**REQUIRED ACTION**
Your output must hold every entry exactly as written and none of the pictures.

• • • • • • •

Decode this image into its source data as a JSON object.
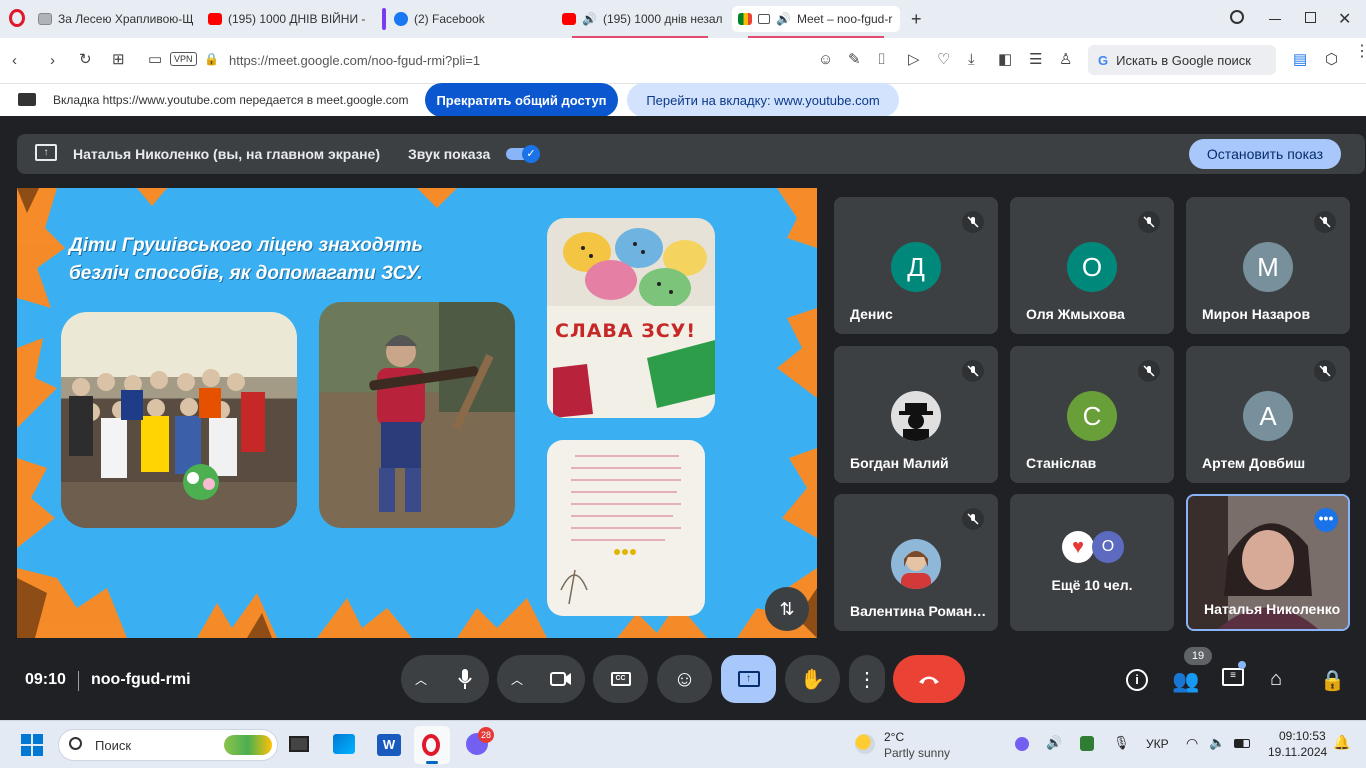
{
  "tabs": [
    {
      "label": "За Лесею Храпливою-Щ",
      "icon": "document-icon",
      "color": "#888888"
    },
    {
      "label": "(195) 1000 ДНІВ ВІЙНИ -",
      "icon": "youtube-icon",
      "color": "#ff0000"
    },
    {
      "label": "(2) Facebook",
      "icon": "facebook-icon",
      "color": "#1877f2"
    },
    {
      "label": "(195) 1000 днів незал",
      "icon": "youtube-icon",
      "color": "#ff0000"
    },
    {
      "label": "Meet – noo-fgud-r",
      "icon": "meet-icon",
      "color": "#00832d"
    }
  ],
  "address": {
    "url": "https://meet.google.com/noo-fgud-rmi?pli=1",
    "vpn": "VPN",
    "search_label": "Искать в Google поиск"
  },
  "sharebar": {
    "text": "Вкладка https://www.youtube.com передается в meet.google.com",
    "stop_label": "Прекратить общий доступ",
    "goto_label": "Перейти на вкладку: www.youtube.com"
  },
  "banner": {
    "presenter": "Наталья Николенко (вы, на главном экране)",
    "sound_label": "Звук показа",
    "stop_label": "Остановить показ"
  },
  "slide": {
    "title_line1": "Діти Грушівського ліцею знаходять",
    "title_line2": "безліч способів, як допомагати ЗСУ.",
    "poster_text": "СЛАВА ЗСУ!"
  },
  "participants": [
    {
      "name": "Денис",
      "initial": "Д",
      "color": "#00897b",
      "muted": true
    },
    {
      "name": "Оля Жмыхова",
      "initial": "О",
      "color": "#00897b",
      "muted": true
    },
    {
      "name": "Мирон Назаров",
      "initial": "М",
      "color": "#78909c",
      "muted": true
    },
    {
      "name": "Богдан Малий",
      "initial": "",
      "color": "#e0e0e0",
      "muted": true
    },
    {
      "name": "Станіслав",
      "initial": "С",
      "color": "#689f38",
      "muted": true
    },
    {
      "name": "Артем Довбиш",
      "initial": "А",
      "color": "#78909c",
      "muted": true
    },
    {
      "name": "Валентина Романенко",
      "initial": "",
      "color": "#8fb8d8",
      "muted": true
    }
  ],
  "more": {
    "label": "Ещё 10 чел.",
    "initial": "О",
    "color": "#5c6bc0"
  },
  "self": {
    "name": "Наталья Николенко"
  },
  "meeting": {
    "time": "09:10",
    "code": "noo-fgud-rmi",
    "participants_count": "19"
  },
  "colors": {
    "end_call": "#ea4335",
    "present_active": "#a8c7fa",
    "accent": "#8ab4f8"
  },
  "taskbar": {
    "search_placeholder": "Поиск",
    "weather_temp": "2°C",
    "weather_desc": "Partly sunny",
    "lang": "УКР",
    "clock_time": "09:10:53",
    "clock_date": "19.11.2024",
    "viber_badge": "28"
  }
}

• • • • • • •

**ANSWER TO THE EXERCISE**
Decode this image into its source data as a JSON object.
{
  "tabs": [
    {
      "label": "За Лесею Храпливою-Щ",
      "icon": "document-icon",
      "color": "#888888"
    },
    {
      "label": "(195) 1000 ДНІВ ВІЙНИ -",
      "icon": "youtube-icon",
      "color": "#ff0000"
    },
    {
      "label": "(2) Facebook",
      "icon": "facebook-icon",
      "color": "#1877f2"
    },
    {
      "label": "(195) 1000 днів незал",
      "icon": "youtube-icon",
      "color": "#ff0000"
    },
    {
      "label": "Meet – noo-fgud-r",
      "icon": "meet-icon",
      "color": "#00832d"
    }
  ],
  "address": {
    "url": "https://meet.google.com/noo-fgud-rmi?pli=1",
    "vpn": "VPN",
    "search_label": "Искать в Google поиск"
  },
  "sharebar": {
    "text": "Вкладка https://www.youtube.com передается в meet.google.com",
    "stop_label": "Прекратить общий доступ",
    "goto_label": "Перейти на вкладку: www.youtube.com"
  },
  "banner": {
    "presenter": "Наталья Николенко (вы, на главном экране)",
    "sound_label": "Звук показа",
    "stop_label": "Остановить показ"
  },
  "slide": {
    "title_line1": "Діти Грушівського ліцею знаходять",
    "title_line2": "безліч способів, як допомагати ЗСУ.",
    "poster_text": "СЛАВА ЗСУ!"
  },
  "participants": [
    {
      "name": "Денис",
      "initial": "Д",
      "color": "#00897b",
      "muted": true
    },
    {
      "name": "Оля Жмыхова",
      "initial": "О",
      "color": "#00897b",
      "muted": true
    },
    {
      "name": "Мирон Назаров",
      "initial": "М",
      "color": "#78909c",
      "muted": true
    },
    {
      "name": "Богдан Малий",
      "initial": "",
      "color": "#e0e0e0",
      "muted": true
    },
    {
      "name": "Станіслав",
      "initial": "С",
      "color": "#689f38",
      "muted": true
    },
    {
      "name": "Артем Довбиш",
      "initial": "А",
      "color": "#78909c",
      "muted": true
    },
    {
      "name": "Валентина Романенко",
      "initial": "",
      "color": "#8fb8d8",
      "muted": true
    }
  ],
  "more": {
    "label": "Ещё 10 чел.",
    "initial": "О",
    "color": "#5c6bc0"
  },
  "self": {
    "name": "Наталья Николенко"
  },
  "meeting": {
    "time": "09:10",
    "code": "noo-fgud-rmi",
    "participants_count": "19"
  },
  "colors": {
    "end_call": "#ea4335",
    "present_active": "#a8c7fa",
    "accent": "#8ab4f8"
  },
  "taskbar": {
    "search_placeholder": "Поиск",
    "weather_temp": "2°C",
    "weather_desc": "Partly sunny",
    "lang": "УКР",
    "clock_time": "09:10:53",
    "clock_date": "19.11.2024",
    "viber_badge": "28"
  }
}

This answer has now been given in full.